The improvements are part of a master plan for the 83-acre park developed with public input, South Kitsap Commissioner Jan Angel said. The money was authorized two years ago as part of the county’s parks improvement plan.
Despite the county’s budget woes, spending on projects like this is seen as cost-effective because they won’t require a lot of maintenance, Central Kitsap Commissioner Josh Brown said.
County officials are negotiating with three groups on use of the park. The South Kitsap School District hopes to use part of the land as an open-air learning lab for its agriculture students. The WSU Kitsap County Extension wants to hold gardening and other horticulture classes there, and Kitsap Dog Parks Inc. would like to develop trails for dog owners.
County commissioners in March endorsed the proposed partnerships. A public hearing will be part of the commissioners’ discussion of the proposal, said Lyman, who could not say when it would be placed on the agenda.
The school district has extensive plans for gardens and livestock areas that, along with extension gardens, would essentially transform the park into a working farm. Angel emphasized that public input would take place before any plans proceed.
“Obviously it’s a hot potato for the neighborhood, whether there are farm animals there,” she said. “I think there are things that could work well there and things that would not work so well.”
New North Kitsap Commissioner Steve Bauer, the former Bellevue city manager, cited a similar project there. He said he was enthusiastic about the proposal for Howe Farm.
“At the risk of getting lots of phone calls and e-mail I don’t want, I’ll say I’m really excited about something like this. … It was wonderful seeing kids in this day and age getting up close with a farm animal.”
The dog park is another hot potato. With the fencing incomplete, some dog owners have been using areas outside the designated off-leash zone, a practice not endorsed by Kitsap Dog Parks Inc. Some people, dog owners among them, have objected to proposed plans for the park, saying the area should be left au natural.
Once the fencing is complete, Lyman said the it will be easier to keep dog owners in the off-leash zone.

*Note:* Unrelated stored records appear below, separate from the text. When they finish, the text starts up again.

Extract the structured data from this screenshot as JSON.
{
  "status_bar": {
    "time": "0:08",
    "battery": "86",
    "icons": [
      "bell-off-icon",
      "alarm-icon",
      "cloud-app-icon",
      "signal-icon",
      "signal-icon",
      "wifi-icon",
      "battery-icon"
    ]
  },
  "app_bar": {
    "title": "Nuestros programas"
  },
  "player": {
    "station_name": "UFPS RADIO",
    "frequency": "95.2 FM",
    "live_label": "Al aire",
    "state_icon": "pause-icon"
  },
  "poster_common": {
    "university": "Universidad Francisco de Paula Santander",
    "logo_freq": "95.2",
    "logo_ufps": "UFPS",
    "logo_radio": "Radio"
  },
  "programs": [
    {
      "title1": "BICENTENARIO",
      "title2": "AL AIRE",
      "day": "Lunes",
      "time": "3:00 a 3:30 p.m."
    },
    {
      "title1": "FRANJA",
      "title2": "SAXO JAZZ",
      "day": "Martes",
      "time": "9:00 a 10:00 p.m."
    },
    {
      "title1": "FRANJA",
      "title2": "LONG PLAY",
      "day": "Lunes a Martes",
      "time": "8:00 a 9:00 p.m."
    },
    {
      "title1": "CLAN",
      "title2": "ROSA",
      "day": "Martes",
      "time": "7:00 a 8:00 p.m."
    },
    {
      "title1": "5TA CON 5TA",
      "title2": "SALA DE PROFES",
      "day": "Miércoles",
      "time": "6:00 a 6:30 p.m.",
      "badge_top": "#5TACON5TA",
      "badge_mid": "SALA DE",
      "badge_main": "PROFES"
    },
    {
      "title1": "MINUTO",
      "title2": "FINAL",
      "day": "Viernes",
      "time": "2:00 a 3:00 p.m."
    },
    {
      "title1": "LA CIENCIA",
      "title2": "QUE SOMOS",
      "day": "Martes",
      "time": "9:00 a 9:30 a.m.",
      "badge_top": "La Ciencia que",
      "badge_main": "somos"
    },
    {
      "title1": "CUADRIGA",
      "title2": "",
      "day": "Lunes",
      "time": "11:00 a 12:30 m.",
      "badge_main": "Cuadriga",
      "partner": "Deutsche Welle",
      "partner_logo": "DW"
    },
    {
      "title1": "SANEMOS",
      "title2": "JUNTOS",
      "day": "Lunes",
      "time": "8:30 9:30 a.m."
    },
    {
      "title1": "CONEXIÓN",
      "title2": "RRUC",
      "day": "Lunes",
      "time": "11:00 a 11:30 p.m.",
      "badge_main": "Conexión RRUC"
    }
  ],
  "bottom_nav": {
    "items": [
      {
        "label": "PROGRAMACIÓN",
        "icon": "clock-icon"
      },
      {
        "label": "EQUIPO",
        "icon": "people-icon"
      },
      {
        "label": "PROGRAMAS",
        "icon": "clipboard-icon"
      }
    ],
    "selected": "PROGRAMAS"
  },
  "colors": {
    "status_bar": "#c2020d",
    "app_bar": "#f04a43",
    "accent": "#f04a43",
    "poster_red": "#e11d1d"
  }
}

Commissioners Endorse Groups’ Use of Howe Farm

The Kitsap County Board of Commissioners on Wednesday gave the go-ahead to three groups who want to collaborate on their activities at Howe Farm.
South Kitsap School District hopes to use the 83-acre county park as an open air learning lab for its agriculture students. WSU Kitsap County Extension wants to hold gardening and other horticulture classes there, and Kitsap Dog Parks Inc. would like to develop trails and an off-leash area for dog owners.
All three commissioners seemed to favor the proposal, and they instructed representatives of the groups to continue working toward an agreement that can later be cemented with a resolution of the board.

Continue reading

Howe Now Howe Farm?

The Kitsap County Parks and Recreation Advisory Board on Wednesday voted to recommend a proposal from South Kitsap School District and WSU Kitsap County Extension for agricultural projects at Howe Farm that would be open to both students and the public. The decision passed unanimously despite protests from people at the meeting at Givens Community Center who said the 83-acre county park in South Kitsap should be left as it is.

Continue reading